Dataset rows describing interfaces:
- - -

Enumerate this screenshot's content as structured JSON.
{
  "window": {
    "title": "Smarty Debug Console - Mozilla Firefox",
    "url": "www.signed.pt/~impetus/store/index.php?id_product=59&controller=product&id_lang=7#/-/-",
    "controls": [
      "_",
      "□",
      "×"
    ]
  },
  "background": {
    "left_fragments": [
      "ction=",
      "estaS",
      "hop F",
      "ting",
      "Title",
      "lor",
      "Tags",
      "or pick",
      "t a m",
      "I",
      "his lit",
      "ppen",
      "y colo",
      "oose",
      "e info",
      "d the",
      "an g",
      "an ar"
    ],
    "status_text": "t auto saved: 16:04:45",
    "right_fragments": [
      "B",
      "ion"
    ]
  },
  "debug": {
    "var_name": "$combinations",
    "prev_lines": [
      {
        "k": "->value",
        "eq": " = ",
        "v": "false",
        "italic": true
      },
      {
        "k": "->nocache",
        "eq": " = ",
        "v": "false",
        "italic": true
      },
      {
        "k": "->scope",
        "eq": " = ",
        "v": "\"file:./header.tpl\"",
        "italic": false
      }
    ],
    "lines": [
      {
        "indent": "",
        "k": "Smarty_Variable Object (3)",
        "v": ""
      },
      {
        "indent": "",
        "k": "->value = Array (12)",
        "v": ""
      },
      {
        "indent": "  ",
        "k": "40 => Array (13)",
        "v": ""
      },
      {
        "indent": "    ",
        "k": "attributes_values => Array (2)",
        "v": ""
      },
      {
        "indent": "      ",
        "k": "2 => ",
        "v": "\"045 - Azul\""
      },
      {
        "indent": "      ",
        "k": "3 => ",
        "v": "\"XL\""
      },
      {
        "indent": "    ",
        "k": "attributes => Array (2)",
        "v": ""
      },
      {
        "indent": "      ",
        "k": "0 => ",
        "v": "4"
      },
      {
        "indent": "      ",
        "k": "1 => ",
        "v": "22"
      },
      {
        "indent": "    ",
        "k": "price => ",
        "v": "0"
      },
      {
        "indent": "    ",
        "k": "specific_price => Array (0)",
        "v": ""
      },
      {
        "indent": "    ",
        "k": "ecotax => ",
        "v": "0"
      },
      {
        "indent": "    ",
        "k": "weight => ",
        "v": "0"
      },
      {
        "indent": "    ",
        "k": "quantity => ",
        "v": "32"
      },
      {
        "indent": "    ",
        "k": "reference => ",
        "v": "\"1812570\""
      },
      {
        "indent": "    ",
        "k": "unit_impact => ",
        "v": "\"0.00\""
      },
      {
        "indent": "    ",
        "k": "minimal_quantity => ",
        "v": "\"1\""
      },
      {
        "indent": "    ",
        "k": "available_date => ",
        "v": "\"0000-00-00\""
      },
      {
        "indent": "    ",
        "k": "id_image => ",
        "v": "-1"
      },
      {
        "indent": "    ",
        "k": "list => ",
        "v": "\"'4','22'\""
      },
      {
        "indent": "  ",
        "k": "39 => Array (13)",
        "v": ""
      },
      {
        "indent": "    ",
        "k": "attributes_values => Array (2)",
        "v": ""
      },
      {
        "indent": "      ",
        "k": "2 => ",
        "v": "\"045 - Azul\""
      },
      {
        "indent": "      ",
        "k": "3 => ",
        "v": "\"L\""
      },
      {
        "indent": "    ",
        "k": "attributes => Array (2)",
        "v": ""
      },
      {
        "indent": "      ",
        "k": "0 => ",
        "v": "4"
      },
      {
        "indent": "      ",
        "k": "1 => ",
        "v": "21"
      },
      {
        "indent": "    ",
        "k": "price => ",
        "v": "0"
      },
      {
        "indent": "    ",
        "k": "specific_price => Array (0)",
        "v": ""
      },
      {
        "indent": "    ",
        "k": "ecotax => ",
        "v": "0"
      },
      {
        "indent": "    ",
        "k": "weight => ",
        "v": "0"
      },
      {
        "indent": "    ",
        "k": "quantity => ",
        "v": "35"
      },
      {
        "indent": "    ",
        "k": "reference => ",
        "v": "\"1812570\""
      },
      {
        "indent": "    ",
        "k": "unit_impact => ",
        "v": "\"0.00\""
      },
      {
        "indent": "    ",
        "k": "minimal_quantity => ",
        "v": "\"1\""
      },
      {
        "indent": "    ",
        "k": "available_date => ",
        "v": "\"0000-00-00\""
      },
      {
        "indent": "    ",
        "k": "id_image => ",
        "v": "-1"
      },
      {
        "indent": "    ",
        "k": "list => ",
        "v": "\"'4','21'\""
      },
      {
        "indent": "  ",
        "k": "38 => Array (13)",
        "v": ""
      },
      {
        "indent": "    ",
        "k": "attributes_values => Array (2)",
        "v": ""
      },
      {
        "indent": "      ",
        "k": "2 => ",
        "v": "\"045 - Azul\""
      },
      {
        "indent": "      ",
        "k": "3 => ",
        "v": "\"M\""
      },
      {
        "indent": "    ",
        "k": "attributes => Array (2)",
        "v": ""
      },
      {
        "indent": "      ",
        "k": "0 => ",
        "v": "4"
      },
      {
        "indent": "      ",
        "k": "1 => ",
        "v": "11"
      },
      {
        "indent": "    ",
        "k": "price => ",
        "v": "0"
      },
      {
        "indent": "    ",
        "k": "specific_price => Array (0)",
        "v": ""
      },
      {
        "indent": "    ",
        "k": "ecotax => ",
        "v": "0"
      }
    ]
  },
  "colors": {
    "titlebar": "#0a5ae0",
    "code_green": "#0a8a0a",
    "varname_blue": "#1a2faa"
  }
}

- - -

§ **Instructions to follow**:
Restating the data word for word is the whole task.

§ **Task output**:
Enumerate this screenshot's content as structured JSON.
{
  "window": {
    "title": "Smarty Debug Console - Mozilla Firefox",
    "url": "www.signed.pt/~impetus/store/index.php?id_product=59&controller=product&id_lang=7#/-/-",
    "controls": [
      "_",
      "□",
      "×"
    ]
  },
  "background": {
    "left_fragments": [
      "ction=",
      "estaS",
      "hop F",
      "ting",
      "Title",
      "lor",
      "Tags",
      "or pick",
      "t a m",
      "I",
      "his lit",
      "ppen",
      "y colo",
      "oose",
      "e info",
      "d the",
      "an g",
      "an ar"
    ],
    "status_text": "t auto saved: 16:04:45",
    "right_fragments": [
      "B",
      "ion"
    ]
  },
  "debug": {
    "var_name": "$combinations",
    "prev_lines": [
      {
        "k": "->value",
        "eq": " = ",
        "v": "false",
        "italic": true
      },
      {
        "k": "->nocache",
        "eq": " = ",
        "v": "false",
        "italic": true
      },
      {
        "k": "->scope",
        "eq": " = ",
        "v": "\"file:./header.tpl\"",
        "italic": false
      }
    ],
    "lines": [
      {
        "indent": "",
        "k": "Smarty_Variable Object (3)",
        "v": ""
      },
      {
        "indent": "",
        "k": "->value = Array (12)",
        "v": ""
      },
      {
        "indent": "  ",
        "k": "40 => Array (13)",
        "v": ""
      },
      {
        "indent": "    ",
        "k": "attributes_values => Array (2)",
        "v": ""
      },
      {
        "indent": "      ",
        "k": "2 => ",
        "v": "\"045 - Azul\""
      },
      {
        "indent": "      ",
        "k": "3 => ",
        "v": "\"XL\""
      },
      {
        "indent": "    ",
        "k": "attributes => Array (2)",
        "v": ""
      },
      {
        "indent": "      ",
        "k": "0 => ",
        "v": "4"
      },
      {
        "indent": "      ",
        "k": "1 => ",
        "v": "22"
      },
      {
        "indent": "    ",
        "k": "price => ",
        "v": "0"
      },
      {
        "indent": "    ",
        "k": "specific_price => Array (0)",
        "v": ""
      },
      {
        "indent": "    ",
        "k": "ecotax => ",
        "v": "0"
      },
      {
        "indent": "    ",
        "k": "weight => ",
        "v": "0"
      },
      {
        "indent": "    ",
        "k": "quantity => ",
        "v": "32"
      },
      {
        "indent": "    ",
        "k": "reference => ",
        "v": "\"1812570\""
      },
      {
        "indent": "    ",
        "k": "unit_impact => ",
        "v": "\"0.00\""
      },
      {
        "indent": "    ",
        "k": "minimal_quantity => ",
        "v": "\"1\""
      },
      {
        "indent": "    ",
        "k": "available_date => ",
        "v": "\"0000-00-00\""
      },
      {
        "indent": "    ",
        "k": "id_image => ",
        "v": "-1"
      },
      {
        "indent": "    ",
        "k": "list => ",
        "v": "\"'4','22'\""
      },
      {
        "indent": "  ",
        "k": "39 => Array (13)",
        "v": ""
      },
      {
        "indent": "    ",
        "k": "attributes_values => Array (2)",
        "v": ""
      },
      {
        "indent": "      ",
        "k": "2 => ",
        "v": "\"045 - Azul\""
      },
      {
        "indent": "      ",
        "k": "3 => ",
        "v": "\"L\""
      },
      {
        "indent": "    ",
        "k": "attributes => Array (2)",
        "v": ""
      },
      {
        "indent": "      ",
        "k": "0 => ",
        "v": "4"
      },
      {
        "indent": "      ",
        "k": "1 => ",
        "v": "21"
      },
      {
        "indent": "    ",
        "k": "price => ",
        "v": "0"
      },
      {
        "indent": "    ",
        "k": "specific_price => Array (0)",
        "v": ""
      },
      {
        "indent": "    ",
        "k": "ecotax => ",
        "v": "0"
      },
      {
        "indent": "    ",
        "k": "weight => ",
        "v": "0"
      },
      {
        "indent": "    ",
        "k": "quantity => ",
        "v": "35"
      },
      {
        "indent": "    ",
        "k": "reference => ",
        "v": "\"1812570\""
      },
      {
        "indent": "    ",
        "k": "unit_impact => ",
        "v": "\"0.00\""
      },
      {
        "indent": "    ",
        "k": "minimal_quantity => ",
        "v": "\"1\""
      },
      {
        "indent": "    ",
        "k": "available_date => ",
        "v": "\"0000-00-00\""
      },
      {
        "indent": "    ",
        "k": "id_image => ",
        "v": "-1"
      },
      {
        "indent": "    ",
        "k": "list => ",
        "v": "\"'4','21'\""
      },
      {
        "indent": "  ",
        "k": "38 => Array (13)",
        "v": ""
      },
      {
        "indent": "    ",
        "k": "attributes_values => Array (2)",
        "v": ""
      },
      {
        "indent": "      ",
        "k": "2 => ",
        "v": "\"045 - Azul\""
      },
      {
        "indent": "      ",
        "k": "3 => ",
        "v": "\"M\""
      },
      {
        "indent": "    ",
        "k": "attributes => Array (2)",
        "v": ""
      },
      {
        "indent": "      ",
        "k": "0 => ",
        "v": "4"
      },
      {
        "indent": "      ",
        "k": "1 => ",
        "v": "11"
      },
      {
        "indent": "    ",
        "k": "price => ",
        "v": "0"
      },
      {
        "indent": "    ",
        "k": "specific_price => Array (0)",
        "v": ""
      },
      {
        "indent": "    ",
        "k": "ecotax => ",
        "v": "0"
      }
    ]
  },
  "colors": {
    "titlebar": "#0a5ae0",
    "code_green": "#0a8a0a",
    "varname_blue": "#1a2faa"
  }
}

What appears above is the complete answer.